**Task description**:
Make an exact copy of the listing so that no picture is carried over.
(Information given begins)
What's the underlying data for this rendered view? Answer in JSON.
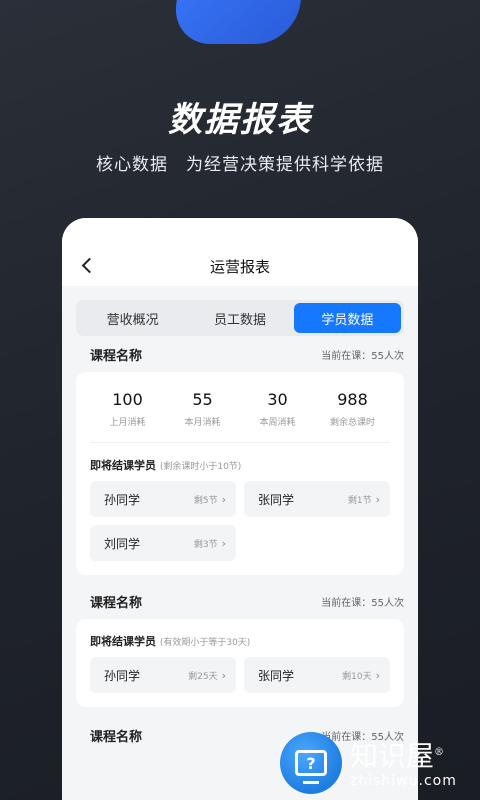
{
  "hero": {
    "title": "数据报表",
    "subtitle": "核心数据　为经营决策提供科学依据"
  },
  "header": {
    "title": "运营报表"
  },
  "tabs": [
    {
      "label": "营收概况",
      "active": false
    },
    {
      "label": "员工数据",
      "active": false
    },
    {
      "label": "学员数据",
      "active": true
    }
  ],
  "section1": {
    "title": "课程名称",
    "meta": "当前在课：55人次",
    "stats": [
      {
        "value": "100",
        "label": "上月消耗"
      },
      {
        "value": "55",
        "label": "本月消耗"
      },
      {
        "value": "30",
        "label": "本周消耗"
      },
      {
        "value": "988",
        "label": "剩余总课时"
      }
    ],
    "sub_title": "即将结课学员",
    "sub_note": "(剩余课时小于10节)",
    "students": [
      {
        "name": "孙同学",
        "remain": "剩5节"
      },
      {
        "name": "张同学",
        "remain": "剩1节"
      },
      {
        "name": "刘同学",
        "remain": "剩3节"
      }
    ]
  },
  "section2": {
    "title": "课程名称",
    "meta": "当前在课：55人次",
    "sub_title": "即将结课学员",
    "sub_note": "(有效期小于等于30天)",
    "students": [
      {
        "name": "孙同学",
        "remain": "剩25天"
      },
      {
        "name": "张同学",
        "remain": "剩10天"
      }
    ]
  },
  "section3": {
    "title": "课程名称",
    "meta": "当前在课：55人次"
  },
  "watermark": {
    "cn": "知识屋",
    "mark": "®",
    "en": "zhishiwu.com",
    "icon_glyph": "?"
  },
  "colors": {
    "accent": "#1677ff",
    "background": "#1f232b"
  }
}
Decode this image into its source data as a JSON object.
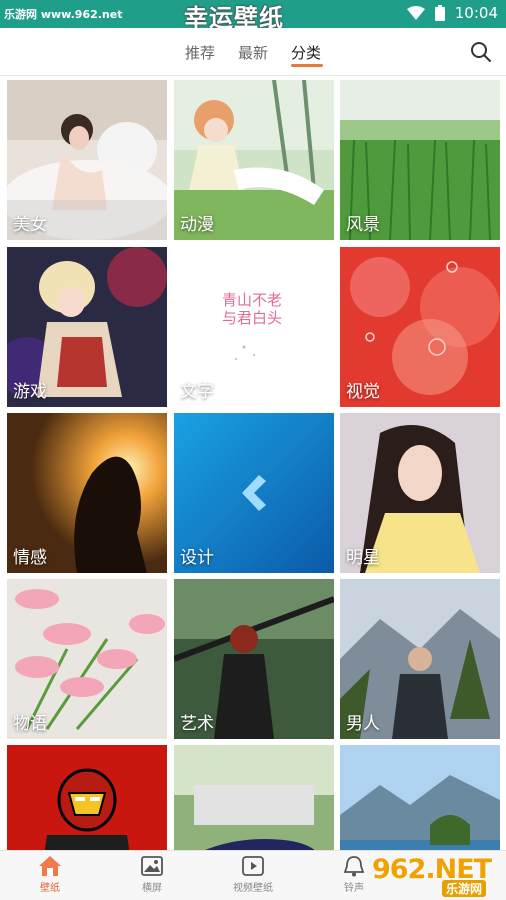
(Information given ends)
**Task response**:
What's the underlying data for this rendered view? Answer in JSON.
{
  "hero": {
    "title": "数据报表",
    "subtitle": "核心数据　为经营决策提供科学依据"
  },
  "header": {
    "title": "运营报表"
  },
  "tabs": [
    {
      "label": "营收概况",
      "active": false
    },
    {
      "label": "员工数据",
      "active": false
    },
    {
      "label": "学员数据",
      "active": true
    }
  ],
  "section1": {
    "title": "课程名称",
    "meta": "当前在课：55人次",
    "stats": [
      {
        "value": "100",
        "label": "上月消耗"
      },
      {
        "value": "55",
        "label": "本月消耗"
      },
      {
        "value": "30",
        "label": "本周消耗"
      },
      {
        "value": "988",
        "label": "剩余总课时"
      }
    ],
    "sub_title": "即将结课学员",
    "sub_note": "(剩余课时小于10节)",
    "students": [
      {
        "name": "孙同学",
        "remain": "剩5节"
      },
      {
        "name": "张同学",
        "remain": "剩1节"
      },
      {
        "name": "刘同学",
        "remain": "剩3节"
      }
    ]
  },
  "section2": {
    "title": "课程名称",
    "meta": "当前在课：55人次",
    "sub_title": "即将结课学员",
    "sub_note": "(有效期小于等于30天)",
    "students": [
      {
        "name": "孙同学",
        "remain": "剩25天"
      },
      {
        "name": "张同学",
        "remain": "剩10天"
      }
    ]
  },
  "section3": {
    "title": "课程名称",
    "meta": "当前在课：55人次"
  },
  "watermark": {
    "cn": "知识屋",
    "mark": "®",
    "en": "zhishiwu.com",
    "icon_glyph": "?"
  },
  "colors": {
    "accent": "#1677ff",
    "background": "#1f232b"
  }
}
Decode this image into its source data as a JSON object.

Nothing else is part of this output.